Runaway inequality is eroding trust in democratic societies and paving the way for authoritarian and nativist regimes to take root, according to a dire new report from the United Nations. The findings note that solutions — including robust social safety nets, an active redistribution of wealth and the protection of workers rights — “have been recommended for decades” and are well within the capacity of the world’s wealthy nations.

But in many countries, including the United States, such initiatives have been blocked by “economic elites” because they inevitably challenge the interests of certain individuals and groups, the report says, affecting the balance of power in nations that pursue greater economic redistribution.

The broad contours of income and wealth inequality in the United States are, at this point, well-known. The top 1 percent of households have roughly doubled their share of the nation’s wealth since 1980, leaving less behind for everyone else. The 400 richest Americans now have significantly more money than the 150 million Americans in the bottom 60 percent of the distribution.

In the past several decades, paychecks of rank-and-file workers have stagnated even as they have delivered on the growing profits demanded by their bosses and shareholders. As the U.N. report notes, the average compensation for a chief executive at a Standard & Poor’s 500 company was $14.5 million in 2018, while the average production and nonsupervisory worker took in about $40,000.

Defenders of the economic status quo have argued, at times, that inequality is probably not rising all that much. But even if it is, it may well be the inevitable byproduct of a capitalist society and, in fact, it might actually be good. Economic inequality, in this view, is simply the price of paying a fair remuneration to the people who produce the iPhones and the cool apps and the free shipping that all of us — even the less fortunate — are now able to enjoy.

The U.N. report notes, however, that rampant inequality is harmful even to people at the top of income and wealth distributions. Unequal societies “grow more slowly and are less successful at sustaining economic growth,” as numerous studies have shown.

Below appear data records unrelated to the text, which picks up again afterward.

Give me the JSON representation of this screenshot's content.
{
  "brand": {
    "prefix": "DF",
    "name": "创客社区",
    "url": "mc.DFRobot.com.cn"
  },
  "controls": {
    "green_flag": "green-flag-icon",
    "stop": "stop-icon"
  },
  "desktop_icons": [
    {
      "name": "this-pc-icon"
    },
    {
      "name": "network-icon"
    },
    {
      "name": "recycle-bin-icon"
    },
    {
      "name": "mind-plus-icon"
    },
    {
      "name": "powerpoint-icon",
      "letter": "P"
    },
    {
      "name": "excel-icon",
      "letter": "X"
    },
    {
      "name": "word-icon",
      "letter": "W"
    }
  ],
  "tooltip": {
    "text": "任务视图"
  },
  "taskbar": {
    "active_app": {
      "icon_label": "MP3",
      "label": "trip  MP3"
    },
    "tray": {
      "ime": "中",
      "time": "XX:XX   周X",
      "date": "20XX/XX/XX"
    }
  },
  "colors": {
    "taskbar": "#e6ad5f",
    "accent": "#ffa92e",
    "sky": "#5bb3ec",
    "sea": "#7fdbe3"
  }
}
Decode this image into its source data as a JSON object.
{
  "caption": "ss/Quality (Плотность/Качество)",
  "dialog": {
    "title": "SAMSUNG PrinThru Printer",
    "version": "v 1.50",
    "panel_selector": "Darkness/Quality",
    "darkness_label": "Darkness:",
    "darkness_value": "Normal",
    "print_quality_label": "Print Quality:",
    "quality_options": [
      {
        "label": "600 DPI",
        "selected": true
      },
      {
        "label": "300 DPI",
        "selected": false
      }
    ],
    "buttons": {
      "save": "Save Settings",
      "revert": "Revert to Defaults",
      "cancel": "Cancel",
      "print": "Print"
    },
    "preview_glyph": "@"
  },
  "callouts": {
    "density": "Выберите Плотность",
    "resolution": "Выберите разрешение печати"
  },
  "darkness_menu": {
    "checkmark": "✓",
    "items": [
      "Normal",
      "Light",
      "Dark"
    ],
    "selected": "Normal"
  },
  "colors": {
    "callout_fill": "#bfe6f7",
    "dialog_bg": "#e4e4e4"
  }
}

As economic conditions deteriorate in lower and middle classes, we may get to a point where a critical mass of the population can no longer afford the iPhones and cool apps and free shipping that are driving our economy, causing a recession. In the end, the trouble with capitalism may be that eventually you run out of other people’s money.